ABOUT THIS EXERCISE:
Among the entries, find the lines with the string "Date" and report them.

** LISTED ENTRIES follows **

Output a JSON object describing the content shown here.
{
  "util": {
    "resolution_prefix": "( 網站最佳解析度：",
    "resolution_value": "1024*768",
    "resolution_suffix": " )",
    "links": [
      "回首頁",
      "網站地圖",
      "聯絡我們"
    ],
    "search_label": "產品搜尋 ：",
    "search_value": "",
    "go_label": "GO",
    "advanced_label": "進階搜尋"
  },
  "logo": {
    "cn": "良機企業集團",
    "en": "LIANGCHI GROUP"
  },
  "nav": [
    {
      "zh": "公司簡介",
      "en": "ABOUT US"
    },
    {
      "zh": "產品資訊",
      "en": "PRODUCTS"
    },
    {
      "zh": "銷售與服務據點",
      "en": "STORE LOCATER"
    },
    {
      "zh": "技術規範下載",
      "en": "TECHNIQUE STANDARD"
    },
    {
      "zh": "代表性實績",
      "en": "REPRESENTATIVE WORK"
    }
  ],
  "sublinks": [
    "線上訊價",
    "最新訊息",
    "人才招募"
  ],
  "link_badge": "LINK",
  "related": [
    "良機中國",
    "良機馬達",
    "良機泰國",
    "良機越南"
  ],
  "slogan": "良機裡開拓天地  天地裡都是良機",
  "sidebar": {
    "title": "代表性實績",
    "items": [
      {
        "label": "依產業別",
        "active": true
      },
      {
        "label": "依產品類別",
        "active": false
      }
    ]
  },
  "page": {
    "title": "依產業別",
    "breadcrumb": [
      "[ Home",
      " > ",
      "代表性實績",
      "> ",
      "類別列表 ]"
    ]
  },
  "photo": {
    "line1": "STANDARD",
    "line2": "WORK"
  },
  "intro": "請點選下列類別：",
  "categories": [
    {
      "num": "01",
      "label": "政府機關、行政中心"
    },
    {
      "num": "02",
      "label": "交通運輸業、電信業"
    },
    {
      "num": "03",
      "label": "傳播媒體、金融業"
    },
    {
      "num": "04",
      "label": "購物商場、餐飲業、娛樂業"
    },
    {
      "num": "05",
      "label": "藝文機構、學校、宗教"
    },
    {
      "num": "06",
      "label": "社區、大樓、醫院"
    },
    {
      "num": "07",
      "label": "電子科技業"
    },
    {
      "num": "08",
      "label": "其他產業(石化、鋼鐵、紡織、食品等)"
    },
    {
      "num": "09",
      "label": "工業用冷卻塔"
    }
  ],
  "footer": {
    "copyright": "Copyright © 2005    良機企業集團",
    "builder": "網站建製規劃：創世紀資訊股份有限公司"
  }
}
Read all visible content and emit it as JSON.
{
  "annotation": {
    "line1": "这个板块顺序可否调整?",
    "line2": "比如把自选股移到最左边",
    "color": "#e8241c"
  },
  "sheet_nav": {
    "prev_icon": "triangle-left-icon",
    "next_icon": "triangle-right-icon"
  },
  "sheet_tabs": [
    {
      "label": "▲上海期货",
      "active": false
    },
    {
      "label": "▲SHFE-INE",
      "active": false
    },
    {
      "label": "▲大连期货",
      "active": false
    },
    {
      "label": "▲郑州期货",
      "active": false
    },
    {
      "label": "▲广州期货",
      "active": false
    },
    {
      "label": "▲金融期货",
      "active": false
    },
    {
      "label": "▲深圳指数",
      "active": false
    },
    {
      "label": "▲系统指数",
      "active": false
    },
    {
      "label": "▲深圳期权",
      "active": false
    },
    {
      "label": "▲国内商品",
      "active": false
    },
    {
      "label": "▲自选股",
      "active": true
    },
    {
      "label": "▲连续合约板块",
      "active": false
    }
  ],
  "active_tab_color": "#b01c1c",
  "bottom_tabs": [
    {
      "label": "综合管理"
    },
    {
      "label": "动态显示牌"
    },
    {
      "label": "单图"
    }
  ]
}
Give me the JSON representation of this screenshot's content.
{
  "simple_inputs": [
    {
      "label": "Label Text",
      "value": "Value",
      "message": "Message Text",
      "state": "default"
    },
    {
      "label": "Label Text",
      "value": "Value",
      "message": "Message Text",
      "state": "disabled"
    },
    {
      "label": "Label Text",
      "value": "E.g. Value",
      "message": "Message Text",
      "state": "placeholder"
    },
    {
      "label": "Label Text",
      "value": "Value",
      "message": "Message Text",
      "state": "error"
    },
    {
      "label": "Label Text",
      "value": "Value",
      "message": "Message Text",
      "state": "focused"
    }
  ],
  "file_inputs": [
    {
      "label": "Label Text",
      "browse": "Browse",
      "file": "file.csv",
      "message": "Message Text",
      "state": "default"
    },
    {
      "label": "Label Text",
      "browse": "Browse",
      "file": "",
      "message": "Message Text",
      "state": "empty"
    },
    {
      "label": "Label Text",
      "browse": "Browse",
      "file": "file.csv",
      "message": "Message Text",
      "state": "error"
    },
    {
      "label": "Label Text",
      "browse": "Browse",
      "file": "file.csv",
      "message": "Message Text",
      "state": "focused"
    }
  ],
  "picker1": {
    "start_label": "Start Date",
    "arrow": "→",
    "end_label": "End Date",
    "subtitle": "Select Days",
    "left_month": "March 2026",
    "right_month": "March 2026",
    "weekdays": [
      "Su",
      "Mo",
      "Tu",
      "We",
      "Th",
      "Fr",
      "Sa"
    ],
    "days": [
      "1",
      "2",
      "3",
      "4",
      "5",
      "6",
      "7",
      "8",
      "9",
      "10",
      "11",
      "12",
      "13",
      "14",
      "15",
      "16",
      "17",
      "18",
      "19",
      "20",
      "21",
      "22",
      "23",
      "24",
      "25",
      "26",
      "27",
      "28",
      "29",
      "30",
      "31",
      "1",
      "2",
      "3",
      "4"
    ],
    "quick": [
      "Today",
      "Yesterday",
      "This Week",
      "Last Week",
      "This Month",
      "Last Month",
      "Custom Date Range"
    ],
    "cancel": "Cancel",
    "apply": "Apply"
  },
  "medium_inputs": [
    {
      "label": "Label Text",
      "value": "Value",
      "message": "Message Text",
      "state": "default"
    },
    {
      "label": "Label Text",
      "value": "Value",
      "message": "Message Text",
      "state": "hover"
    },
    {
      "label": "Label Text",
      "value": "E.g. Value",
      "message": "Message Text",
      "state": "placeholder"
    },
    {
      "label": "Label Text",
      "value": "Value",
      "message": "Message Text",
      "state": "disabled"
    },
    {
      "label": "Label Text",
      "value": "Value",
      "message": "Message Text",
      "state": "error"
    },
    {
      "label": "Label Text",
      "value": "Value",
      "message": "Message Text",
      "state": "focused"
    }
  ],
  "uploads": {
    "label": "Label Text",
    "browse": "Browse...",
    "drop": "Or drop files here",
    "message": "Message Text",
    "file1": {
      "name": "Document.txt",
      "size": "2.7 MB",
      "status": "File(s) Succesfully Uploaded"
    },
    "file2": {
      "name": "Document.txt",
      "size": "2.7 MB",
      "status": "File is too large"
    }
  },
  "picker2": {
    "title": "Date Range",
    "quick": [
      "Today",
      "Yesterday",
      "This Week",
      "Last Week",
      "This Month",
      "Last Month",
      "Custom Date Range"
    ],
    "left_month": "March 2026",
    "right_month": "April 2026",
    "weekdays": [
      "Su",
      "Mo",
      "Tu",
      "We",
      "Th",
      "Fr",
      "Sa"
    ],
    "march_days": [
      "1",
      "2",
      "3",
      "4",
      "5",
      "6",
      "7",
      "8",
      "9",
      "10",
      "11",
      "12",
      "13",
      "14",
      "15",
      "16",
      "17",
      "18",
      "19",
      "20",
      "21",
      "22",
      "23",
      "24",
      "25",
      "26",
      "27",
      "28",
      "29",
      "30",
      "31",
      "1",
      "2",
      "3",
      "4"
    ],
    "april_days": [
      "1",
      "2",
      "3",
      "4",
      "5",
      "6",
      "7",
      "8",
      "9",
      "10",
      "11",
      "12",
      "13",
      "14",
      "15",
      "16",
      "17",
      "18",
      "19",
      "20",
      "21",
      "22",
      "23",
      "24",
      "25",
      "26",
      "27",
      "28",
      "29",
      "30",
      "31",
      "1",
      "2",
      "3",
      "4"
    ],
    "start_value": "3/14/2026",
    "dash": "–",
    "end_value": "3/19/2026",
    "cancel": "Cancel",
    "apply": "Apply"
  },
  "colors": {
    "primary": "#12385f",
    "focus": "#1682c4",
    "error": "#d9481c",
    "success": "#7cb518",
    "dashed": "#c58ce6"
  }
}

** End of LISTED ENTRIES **

OUTPUT BELOW:
    "start_label": "Start Date",
    "end_label": "End Date",
      "Custom Date Range"
    "title": "Date Range",
      "Custom Date Range"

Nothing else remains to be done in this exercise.